Alan Jackson sang about the rock musicians who "discovered" their country roots in "Gone Country." Now it seems country stars are discovering their bluegrass roots. Some deservedly can (Dolly Parton, Vince Gill). In the case of Lynn Anderson, it feels artificial. She was a rodeo singer, not a bluegrasser. She seems to be searching for new markets since she can't get airplay on country stations these days.
She leads off with one of her country hits - and that's still what it sounds like, albeit with a banjo added. (Nashville rules: anything with a steel guitar is country and apparently anything with a banjo is bluegrass.) She then swings into one of the most overworked songs in bluegrass, "Rocky Top." It's great to hear when Bobby O. sings it, but Anderson should have skipped it. Later she does those old bluegrass standards, "Under the Boardwalk" and "Cry" which come after "Rose Garden." A pattern seems to be emerging. Del McCoury or Mountain Heart might do "Boardwalk" and have fun with it but it doesn't say much here for these "bluegrass" sessions. There's a gesture with "Paradise," but obviously speed equals bluegrass - they just forgot about soul.

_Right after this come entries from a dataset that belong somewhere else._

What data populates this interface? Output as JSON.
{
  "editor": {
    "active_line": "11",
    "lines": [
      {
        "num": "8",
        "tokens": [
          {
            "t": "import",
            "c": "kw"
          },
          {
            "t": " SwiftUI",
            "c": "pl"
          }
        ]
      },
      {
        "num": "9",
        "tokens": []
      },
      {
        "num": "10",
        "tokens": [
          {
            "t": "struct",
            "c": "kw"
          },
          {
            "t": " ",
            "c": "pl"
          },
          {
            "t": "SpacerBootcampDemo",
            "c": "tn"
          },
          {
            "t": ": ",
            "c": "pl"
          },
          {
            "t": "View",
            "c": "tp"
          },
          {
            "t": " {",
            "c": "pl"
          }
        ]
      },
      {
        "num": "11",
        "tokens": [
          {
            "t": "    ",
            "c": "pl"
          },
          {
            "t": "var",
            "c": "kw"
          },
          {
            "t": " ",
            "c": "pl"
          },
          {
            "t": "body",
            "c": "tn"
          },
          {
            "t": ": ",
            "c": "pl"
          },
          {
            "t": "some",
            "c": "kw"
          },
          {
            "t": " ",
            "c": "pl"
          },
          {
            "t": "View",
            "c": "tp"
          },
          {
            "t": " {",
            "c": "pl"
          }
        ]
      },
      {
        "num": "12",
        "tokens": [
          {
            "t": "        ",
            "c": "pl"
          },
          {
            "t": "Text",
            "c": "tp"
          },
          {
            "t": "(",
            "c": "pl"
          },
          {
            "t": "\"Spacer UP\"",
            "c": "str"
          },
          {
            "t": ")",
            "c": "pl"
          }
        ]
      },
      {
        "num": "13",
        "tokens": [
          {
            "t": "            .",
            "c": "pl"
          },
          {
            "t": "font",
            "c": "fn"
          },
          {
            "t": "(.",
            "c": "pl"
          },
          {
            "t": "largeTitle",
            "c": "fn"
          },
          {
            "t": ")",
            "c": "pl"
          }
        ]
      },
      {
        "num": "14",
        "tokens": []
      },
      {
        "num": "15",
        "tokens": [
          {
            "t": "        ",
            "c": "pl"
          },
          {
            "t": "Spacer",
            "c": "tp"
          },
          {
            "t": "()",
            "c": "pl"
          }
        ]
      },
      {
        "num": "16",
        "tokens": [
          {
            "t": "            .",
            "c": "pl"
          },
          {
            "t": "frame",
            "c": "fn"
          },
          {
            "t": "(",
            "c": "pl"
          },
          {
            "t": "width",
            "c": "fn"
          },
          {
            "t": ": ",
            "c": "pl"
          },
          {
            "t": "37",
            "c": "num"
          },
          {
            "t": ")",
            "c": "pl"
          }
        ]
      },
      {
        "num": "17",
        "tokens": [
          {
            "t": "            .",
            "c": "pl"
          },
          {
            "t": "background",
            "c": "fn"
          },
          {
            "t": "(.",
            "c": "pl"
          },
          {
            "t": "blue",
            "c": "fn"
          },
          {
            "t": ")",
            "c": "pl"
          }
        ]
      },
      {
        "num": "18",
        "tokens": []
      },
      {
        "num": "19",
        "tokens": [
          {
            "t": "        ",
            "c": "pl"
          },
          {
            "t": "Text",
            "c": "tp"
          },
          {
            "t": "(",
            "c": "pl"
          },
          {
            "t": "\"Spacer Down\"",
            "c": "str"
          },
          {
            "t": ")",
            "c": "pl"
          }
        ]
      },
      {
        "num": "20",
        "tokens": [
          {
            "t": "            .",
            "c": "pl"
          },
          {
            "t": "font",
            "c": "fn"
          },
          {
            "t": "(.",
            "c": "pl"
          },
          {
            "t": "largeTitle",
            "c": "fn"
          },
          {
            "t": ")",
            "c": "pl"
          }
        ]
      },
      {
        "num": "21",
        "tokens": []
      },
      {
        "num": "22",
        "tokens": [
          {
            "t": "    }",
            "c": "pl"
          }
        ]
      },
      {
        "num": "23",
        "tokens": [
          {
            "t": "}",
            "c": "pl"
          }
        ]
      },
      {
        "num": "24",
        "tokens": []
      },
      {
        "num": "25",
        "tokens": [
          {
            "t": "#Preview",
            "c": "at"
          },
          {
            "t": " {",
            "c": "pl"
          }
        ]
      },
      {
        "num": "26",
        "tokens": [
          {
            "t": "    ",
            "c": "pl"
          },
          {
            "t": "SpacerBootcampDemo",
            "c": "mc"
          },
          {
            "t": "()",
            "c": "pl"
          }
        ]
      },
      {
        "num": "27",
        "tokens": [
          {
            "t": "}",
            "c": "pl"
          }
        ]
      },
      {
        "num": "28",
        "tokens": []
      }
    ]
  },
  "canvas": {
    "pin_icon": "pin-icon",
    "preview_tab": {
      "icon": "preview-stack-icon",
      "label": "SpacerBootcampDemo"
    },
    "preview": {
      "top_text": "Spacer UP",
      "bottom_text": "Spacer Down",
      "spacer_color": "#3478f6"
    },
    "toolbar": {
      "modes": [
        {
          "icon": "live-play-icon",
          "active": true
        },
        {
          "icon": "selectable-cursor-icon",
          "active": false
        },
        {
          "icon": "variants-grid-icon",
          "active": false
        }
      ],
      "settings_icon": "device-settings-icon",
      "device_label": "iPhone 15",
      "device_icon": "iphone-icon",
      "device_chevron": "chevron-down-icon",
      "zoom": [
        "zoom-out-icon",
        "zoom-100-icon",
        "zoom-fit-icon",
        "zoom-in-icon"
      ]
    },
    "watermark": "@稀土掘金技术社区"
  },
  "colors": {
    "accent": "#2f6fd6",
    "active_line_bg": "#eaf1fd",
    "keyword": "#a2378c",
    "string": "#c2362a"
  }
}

The pickers and picking are topnotch, and Anderson sounds great. It is a very good CD to listen to, and many of the songs sound better with acoustic instruments than over-produced electric instruments. The rub for most purchasers of bluegrass music is that it is labeled bluegrass. (DM)